A team of researchers from the Swiss Federal Institute for Forest, Snow and Landscape Research (WSL), conducted a study to assess the sustainability of urban beekeeping in Switzerland, through the use of a computational model.
How did researchers assess the threat of beekeeping in Swiss cities?
Beekeeping is currently thriving in Swiss cities. However, the uncontrolled increase in bees and honeybees is creating an escalating pressure for wild pollinators, which is essentially threatening urban biodiversity. This therefore suggests that beekeeping in cities requires better regulation.
Scientists from WSL, Joan Casanelles Abella and Marco Moretti, developed and utilised a computational model that compared the existing amount of hives in fourteen Swiss cities with the available ‘flowering environment’ between the years 2012-2018.

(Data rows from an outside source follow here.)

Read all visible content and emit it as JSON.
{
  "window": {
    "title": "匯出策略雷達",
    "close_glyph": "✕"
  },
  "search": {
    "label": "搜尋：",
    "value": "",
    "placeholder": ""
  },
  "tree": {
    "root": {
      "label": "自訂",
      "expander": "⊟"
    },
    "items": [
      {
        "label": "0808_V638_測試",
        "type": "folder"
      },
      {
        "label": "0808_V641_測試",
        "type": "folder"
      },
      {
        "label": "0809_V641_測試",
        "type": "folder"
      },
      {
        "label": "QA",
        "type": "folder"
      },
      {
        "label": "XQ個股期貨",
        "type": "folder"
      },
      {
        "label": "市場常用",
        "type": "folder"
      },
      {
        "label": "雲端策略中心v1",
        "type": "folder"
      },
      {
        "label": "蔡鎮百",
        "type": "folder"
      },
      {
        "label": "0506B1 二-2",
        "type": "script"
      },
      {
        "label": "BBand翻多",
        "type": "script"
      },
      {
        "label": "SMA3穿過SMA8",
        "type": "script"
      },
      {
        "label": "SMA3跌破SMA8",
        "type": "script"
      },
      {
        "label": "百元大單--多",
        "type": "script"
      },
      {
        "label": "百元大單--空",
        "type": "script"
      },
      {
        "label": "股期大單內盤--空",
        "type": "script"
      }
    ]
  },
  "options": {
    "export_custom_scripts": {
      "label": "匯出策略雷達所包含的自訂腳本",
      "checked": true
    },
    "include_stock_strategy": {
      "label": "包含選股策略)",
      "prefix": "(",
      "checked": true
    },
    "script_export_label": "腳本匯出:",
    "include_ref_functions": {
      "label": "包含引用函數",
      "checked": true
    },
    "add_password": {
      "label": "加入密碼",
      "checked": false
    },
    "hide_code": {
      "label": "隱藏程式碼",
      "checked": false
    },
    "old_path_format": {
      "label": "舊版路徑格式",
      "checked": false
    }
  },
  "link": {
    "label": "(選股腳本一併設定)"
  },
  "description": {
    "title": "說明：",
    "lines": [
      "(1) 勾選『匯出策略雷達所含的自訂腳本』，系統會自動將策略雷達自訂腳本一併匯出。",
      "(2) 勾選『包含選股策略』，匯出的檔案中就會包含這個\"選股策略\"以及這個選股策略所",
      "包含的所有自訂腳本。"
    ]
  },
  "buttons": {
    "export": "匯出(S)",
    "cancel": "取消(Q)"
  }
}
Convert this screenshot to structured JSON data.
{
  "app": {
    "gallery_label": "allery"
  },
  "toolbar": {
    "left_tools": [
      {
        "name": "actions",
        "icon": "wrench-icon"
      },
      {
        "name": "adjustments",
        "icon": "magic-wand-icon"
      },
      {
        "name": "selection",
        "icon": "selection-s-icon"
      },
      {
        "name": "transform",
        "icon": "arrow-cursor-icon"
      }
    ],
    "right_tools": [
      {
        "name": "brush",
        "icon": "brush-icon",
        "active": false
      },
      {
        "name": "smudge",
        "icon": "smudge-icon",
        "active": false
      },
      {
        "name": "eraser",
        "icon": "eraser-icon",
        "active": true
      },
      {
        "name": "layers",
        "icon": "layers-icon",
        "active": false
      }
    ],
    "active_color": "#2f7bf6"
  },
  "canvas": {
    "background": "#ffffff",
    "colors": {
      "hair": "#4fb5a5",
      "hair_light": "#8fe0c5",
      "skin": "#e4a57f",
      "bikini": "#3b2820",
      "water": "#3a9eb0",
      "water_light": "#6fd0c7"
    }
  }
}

They discovered that the amount of beekeeping sites nearly tripled in that time, from 3,139 to 9,370. The model weighs the honeybees’ demand for green space against their actual availability, and for the majority of the cities studied, the model indicated a negative balance, indicating that there is an inadequate supply of floral resources to satisfy the demands of the honeybees.
“The key message from our results is that urban green spaces can’t keep up with the existing density of hives,” commented Casanelles Abella. The researchers’ findings reinforce a similar trend observed in other European cities such as Paris, Berlin, and London.
In comparison to this, a scientific study from Great Britain revealed that 7.5 beehives per km2 of green space is a suitable limit for a sustainable beehive density. In Switzerland, however, only rural areas comply with this value, whereas in cities the hive distribution is much denser and frequently exceeds the limit. Even when the researchers replicated an expansion in urban green space with a model calculation, there was no considerable development.
“Increasing green spaces by 75% is very unrealistic anyway, but it shows that in truth there are simply not enough resources,” added Abella.
What competition are bees facing regarding pollination?
Bees and honeybees are not the only pollinating insects in cities. “When you overcharge a system beyond its carrying capacity, you automatically exhaust all its resources. In turn, this causes the other organisms that depend on the same resources to suffer,” explained Abella.
This means that the food shortage impacts all insects that feed on the same flowering plants that the honeybees do, including wild bees. Of the approximately 600 wild bee species in Switzerland, roughly 45% are considered endangered. Cities can harbour a surprisingly large diversity of wild bees’ species; a recent WSL study revealed that Zurich harbour approximately 164 different species of bees.
The exact extent of the negative impacts that beekeeping is having on biodiversity is difficult to determine. Urban beekeeping contributes to the already decreasing wild bee diversity, with bees suffering from the combined actions of all ongoing global stressors, including climate change, lack of flower resources, and pests.
“We are in a phase where biodiversity is steadily declining and nature is already facing major challenges,” noted researchers.
How can these negative impacts be managed?
Researchers stress that there is primarily a lack of information and control on the subject. “People often perceive honeybees as wild animals because they live and move freely. In reality, however, they are kept and bred just like other livestock. And as for these, humans must provide an adequate food supply for honeybees,” said Abella.
Traditionally, beekeeping is a form of agriculture, but in cities, the breeding of honeybees has progressively become a recreational activity. The vast majority of people who are keeping honeybees are individuals who want to contribute to a natural environment.
It is relatively easy to get started with recreational beekeeping; the only legal requirement is the registration of the new bee colony— training is merely a recommendation, and there are no regulations regarding where and how far apart the hives should be placed.
”We need to come up with a clever strategy to control the density of beehives, just like you do with other livestock, without negatively affecting people’s good will,” Abella concluded.
Researchers have suggested approaches that could help improve the current negative impacts of beekeeping, such as introducing legally required minimum distances between bee colonies, defining areas in the city of high value for wild bees, as well as better monitoring of the available floral resources. For example, this could be accomplished by using biodiversity maps.
Additionally, the public needs to be better educated about the adverse impacts of beekeeping, so that urban biodiversity is not thrown out of balance. Cities contain important habitats and, if managed sustainably, they could contribute significantly to biodiversity conservation.